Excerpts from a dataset
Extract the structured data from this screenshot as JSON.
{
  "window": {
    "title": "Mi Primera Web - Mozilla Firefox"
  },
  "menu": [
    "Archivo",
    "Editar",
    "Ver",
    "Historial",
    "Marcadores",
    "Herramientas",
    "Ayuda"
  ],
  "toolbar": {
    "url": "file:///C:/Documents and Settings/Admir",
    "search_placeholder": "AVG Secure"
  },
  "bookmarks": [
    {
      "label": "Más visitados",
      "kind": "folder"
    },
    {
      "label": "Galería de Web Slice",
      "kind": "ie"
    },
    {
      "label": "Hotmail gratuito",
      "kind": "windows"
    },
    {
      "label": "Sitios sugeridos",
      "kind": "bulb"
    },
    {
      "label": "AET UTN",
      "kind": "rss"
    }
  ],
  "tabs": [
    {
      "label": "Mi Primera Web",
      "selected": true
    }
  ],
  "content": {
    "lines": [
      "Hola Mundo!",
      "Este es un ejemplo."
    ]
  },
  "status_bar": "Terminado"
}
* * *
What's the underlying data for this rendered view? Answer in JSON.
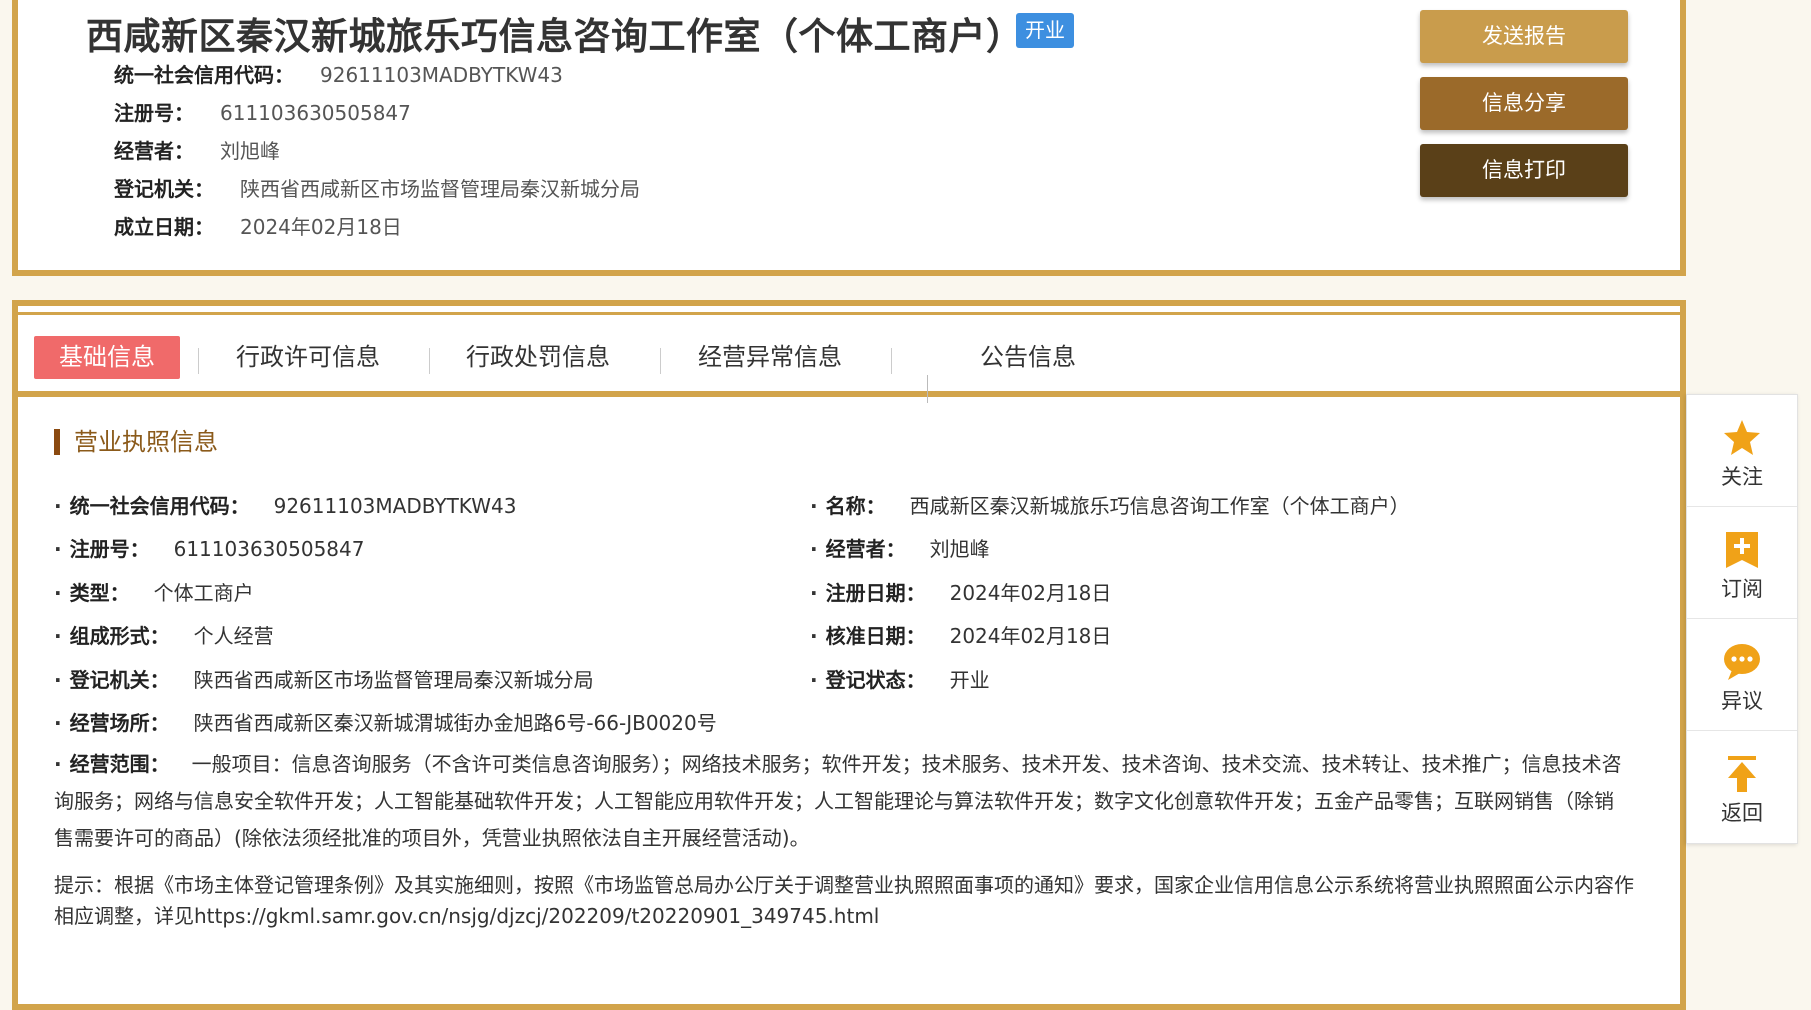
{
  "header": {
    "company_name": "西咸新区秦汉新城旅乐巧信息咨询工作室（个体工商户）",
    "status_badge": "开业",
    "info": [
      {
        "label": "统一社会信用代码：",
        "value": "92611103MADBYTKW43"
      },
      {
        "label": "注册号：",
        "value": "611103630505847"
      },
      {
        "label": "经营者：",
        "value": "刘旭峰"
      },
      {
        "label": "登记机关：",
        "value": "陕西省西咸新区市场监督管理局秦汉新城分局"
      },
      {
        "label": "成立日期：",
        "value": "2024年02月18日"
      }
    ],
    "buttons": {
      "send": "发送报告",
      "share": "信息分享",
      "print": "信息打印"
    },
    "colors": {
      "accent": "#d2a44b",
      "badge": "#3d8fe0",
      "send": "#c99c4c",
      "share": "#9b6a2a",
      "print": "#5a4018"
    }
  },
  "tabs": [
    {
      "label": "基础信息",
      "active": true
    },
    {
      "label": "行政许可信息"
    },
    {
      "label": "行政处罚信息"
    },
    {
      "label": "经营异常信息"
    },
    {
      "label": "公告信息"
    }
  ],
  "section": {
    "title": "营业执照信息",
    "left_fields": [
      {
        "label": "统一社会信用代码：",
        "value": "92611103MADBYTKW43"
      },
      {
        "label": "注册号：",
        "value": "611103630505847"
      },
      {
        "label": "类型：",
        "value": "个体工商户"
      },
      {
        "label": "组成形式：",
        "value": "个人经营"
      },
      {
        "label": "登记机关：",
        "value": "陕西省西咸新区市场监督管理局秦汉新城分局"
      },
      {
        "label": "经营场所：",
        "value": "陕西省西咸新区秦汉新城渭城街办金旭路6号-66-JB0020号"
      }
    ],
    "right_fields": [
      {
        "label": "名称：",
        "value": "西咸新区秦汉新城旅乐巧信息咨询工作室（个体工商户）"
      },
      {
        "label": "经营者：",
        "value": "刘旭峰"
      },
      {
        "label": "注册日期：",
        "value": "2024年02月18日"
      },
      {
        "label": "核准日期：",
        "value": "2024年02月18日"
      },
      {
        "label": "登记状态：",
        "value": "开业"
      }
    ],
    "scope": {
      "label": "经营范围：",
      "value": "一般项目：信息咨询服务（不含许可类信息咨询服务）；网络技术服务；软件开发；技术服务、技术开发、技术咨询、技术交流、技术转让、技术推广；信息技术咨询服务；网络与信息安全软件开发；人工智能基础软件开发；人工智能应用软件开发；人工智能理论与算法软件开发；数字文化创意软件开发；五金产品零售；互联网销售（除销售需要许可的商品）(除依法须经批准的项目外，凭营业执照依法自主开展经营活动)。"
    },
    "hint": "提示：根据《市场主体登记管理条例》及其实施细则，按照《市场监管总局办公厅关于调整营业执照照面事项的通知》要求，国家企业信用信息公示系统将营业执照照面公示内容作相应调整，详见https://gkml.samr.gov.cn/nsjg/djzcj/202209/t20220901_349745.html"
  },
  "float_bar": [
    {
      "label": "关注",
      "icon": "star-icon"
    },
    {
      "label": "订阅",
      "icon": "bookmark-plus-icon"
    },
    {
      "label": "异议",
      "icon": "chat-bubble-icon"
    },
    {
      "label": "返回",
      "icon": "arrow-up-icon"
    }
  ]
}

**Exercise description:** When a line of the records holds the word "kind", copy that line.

**Response box:**
      "kind": "folder"
      "kind": "ie"
      "kind": "windows"
      "kind": "bulb"
      "kind": "rss"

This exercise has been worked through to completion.